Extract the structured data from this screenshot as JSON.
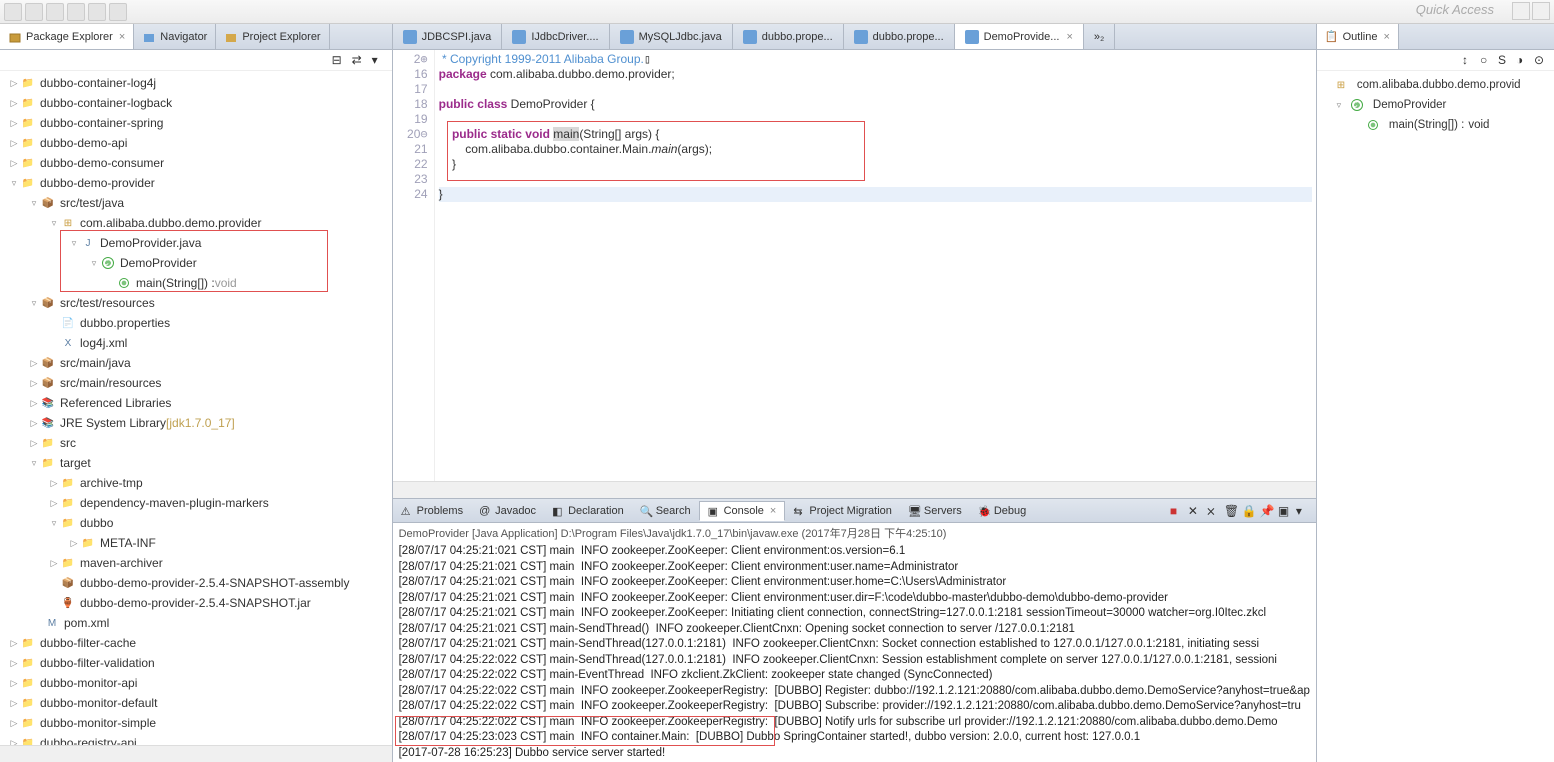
{
  "quick_access": "Quick Access",
  "left_tabs": [
    {
      "label": "Package Explorer",
      "active": true
    },
    {
      "label": "Navigator",
      "active": false
    },
    {
      "label": "Project Explorer",
      "active": false
    }
  ],
  "tree": {
    "n0": "dubbo-container-log4j",
    "n1": "dubbo-container-logback",
    "n2": "dubbo-container-spring",
    "n3": "dubbo-demo-api",
    "n4": "dubbo-demo-consumer",
    "n5": "dubbo-demo-provider",
    "n6": "src/test/java",
    "n7": "com.alibaba.dubbo.demo.provider",
    "n8": "DemoProvider.java",
    "n9": "DemoProvider",
    "n10": "main(String[]) : ",
    "n10_type": "void",
    "n11": "src/test/resources",
    "n12": "dubbo.properties",
    "n13": "log4j.xml",
    "n14": "src/main/java",
    "n15": "src/main/resources",
    "n16": "Referenced Libraries",
    "n17": "JRE System Library ",
    "n17_ver": "[jdk1.7.0_17]",
    "n18": "src",
    "n19": "target",
    "n20": "archive-tmp",
    "n21": "dependency-maven-plugin-markers",
    "n22": "dubbo",
    "n23": "META-INF",
    "n24": "maven-archiver",
    "n25": "dubbo-demo-provider-2.5.4-SNAPSHOT-assembly",
    "n26": "dubbo-demo-provider-2.5.4-SNAPSHOT.jar",
    "n27": "pom.xml",
    "n28": "dubbo-filter-cache",
    "n29": "dubbo-filter-validation",
    "n30": "dubbo-monitor-api",
    "n31": "dubbo-monitor-default",
    "n32": "dubbo-monitor-simple",
    "n33": "dubbo-registry-api"
  },
  "editor_tabs": [
    {
      "label": "JDBCSPI.java",
      "active": false
    },
    {
      "label": "IJdbcDriver....",
      "active": false
    },
    {
      "label": "MySQLJdbc.java",
      "active": false
    },
    {
      "label": "dubbo.prope...",
      "active": false
    },
    {
      "label": "dubbo.prope...",
      "active": false
    },
    {
      "label": "DemoProvide...",
      "active": true
    },
    {
      "label": "»₂",
      "active": false
    }
  ],
  "code": {
    "l2": " * Copyright 1999-2011 Alibaba Group.",
    "l16a": "package",
    "l16b": " com.alibaba.dubbo.demo.provider;",
    "l18a": "public class",
    "l18b": " DemoProvider {",
    "l20a": "    public static void ",
    "l20b": "main",
    "l20c": "(String[] args) {",
    "l21a": "        com.alibaba.dubbo.container.Main.",
    "l21b": "main",
    "l21c": "(args);",
    "l22": "    }",
    "l24": "}"
  },
  "gutter": [
    "2",
    "16",
    "17",
    "18",
    "19",
    "20",
    "21",
    "22",
    "23",
    "24"
  ],
  "bottom_tabs": [
    {
      "label": "Problems"
    },
    {
      "label": "Javadoc"
    },
    {
      "label": "Declaration"
    },
    {
      "label": "Search"
    },
    {
      "label": "Console",
      "active": true
    },
    {
      "label": "Project Migration"
    },
    {
      "label": "Servers"
    },
    {
      "label": "Debug"
    }
  ],
  "console_title": "DemoProvider [Java Application] D:\\Program Files\\Java\\jdk1.7.0_17\\bin\\javaw.exe (2017年7月28日 下午4:25:10)",
  "console_lines": [
    "[28/07/17 04:25:21:021 CST] main  INFO zookeeper.ZooKeeper: Client environment:os.version=6.1",
    "[28/07/17 04:25:21:021 CST] main  INFO zookeeper.ZooKeeper: Client environment:user.name=Administrator",
    "[28/07/17 04:25:21:021 CST] main  INFO zookeeper.ZooKeeper: Client environment:user.home=C:\\Users\\Administrator",
    "[28/07/17 04:25:21:021 CST] main  INFO zookeeper.ZooKeeper: Client environment:user.dir=F:\\code\\dubbo-master\\dubbo-demo\\dubbo-demo-provider",
    "[28/07/17 04:25:21:021 CST] main  INFO zookeeper.ZooKeeper: Initiating client connection, connectString=127.0.0.1:2181 sessionTimeout=30000 watcher=org.I0Itec.zkcl",
    "[28/07/17 04:25:21:021 CST] main-SendThread()  INFO zookeeper.ClientCnxn: Opening socket connection to server /127.0.0.1:2181",
    "[28/07/17 04:25:21:021 CST] main-SendThread(127.0.0.1:2181)  INFO zookeeper.ClientCnxn: Socket connection established to 127.0.0.1/127.0.0.1:2181, initiating sessi",
    "[28/07/17 04:25:22:022 CST] main-SendThread(127.0.0.1:2181)  INFO zookeeper.ClientCnxn: Session establishment complete on server 127.0.0.1/127.0.0.1:2181, sessioni",
    "[28/07/17 04:25:22:022 CST] main-EventThread  INFO zkclient.ZkClient: zookeeper state changed (SyncConnected)",
    "[28/07/17 04:25:22:022 CST] main  INFO zookeeper.ZookeeperRegistry:  [DUBBO] Register: dubbo://192.1.2.121:20880/com.alibaba.dubbo.demo.DemoService?anyhost=true&ap",
    "[28/07/17 04:25:22:022 CST] main  INFO zookeeper.ZookeeperRegistry:  [DUBBO] Subscribe: provider://192.1.2.121:20880/com.alibaba.dubbo.demo.DemoService?anyhost=tru",
    "[28/07/17 04:25:22:022 CST] main  INFO zookeeper.ZookeeperRegistry:  [DUBBO] Notify urls for subscribe url provider://192.1.2.121:20880/com.alibaba.dubbo.demo.Demo",
    "[28/07/17 04:25:23:023 CST] main  INFO container.Main:  [DUBBO] Dubbo SpringContainer started!, dubbo version: 2.0.0, current host: 127.0.0.1",
    "[2017-07-28 16:25:23] Dubbo service server started!"
  ],
  "outline": {
    "tab": "Outline",
    "pkg": "com.alibaba.dubbo.demo.provid",
    "class": "DemoProvider",
    "method": "main(String[]) : ",
    "method_type": "void"
  }
}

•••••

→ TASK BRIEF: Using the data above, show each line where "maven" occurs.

→ SOLUTION TO THIS EXERCISE:
    "n21": "dependency-maven-plugin-markers",
    "n24": "maven-archiver",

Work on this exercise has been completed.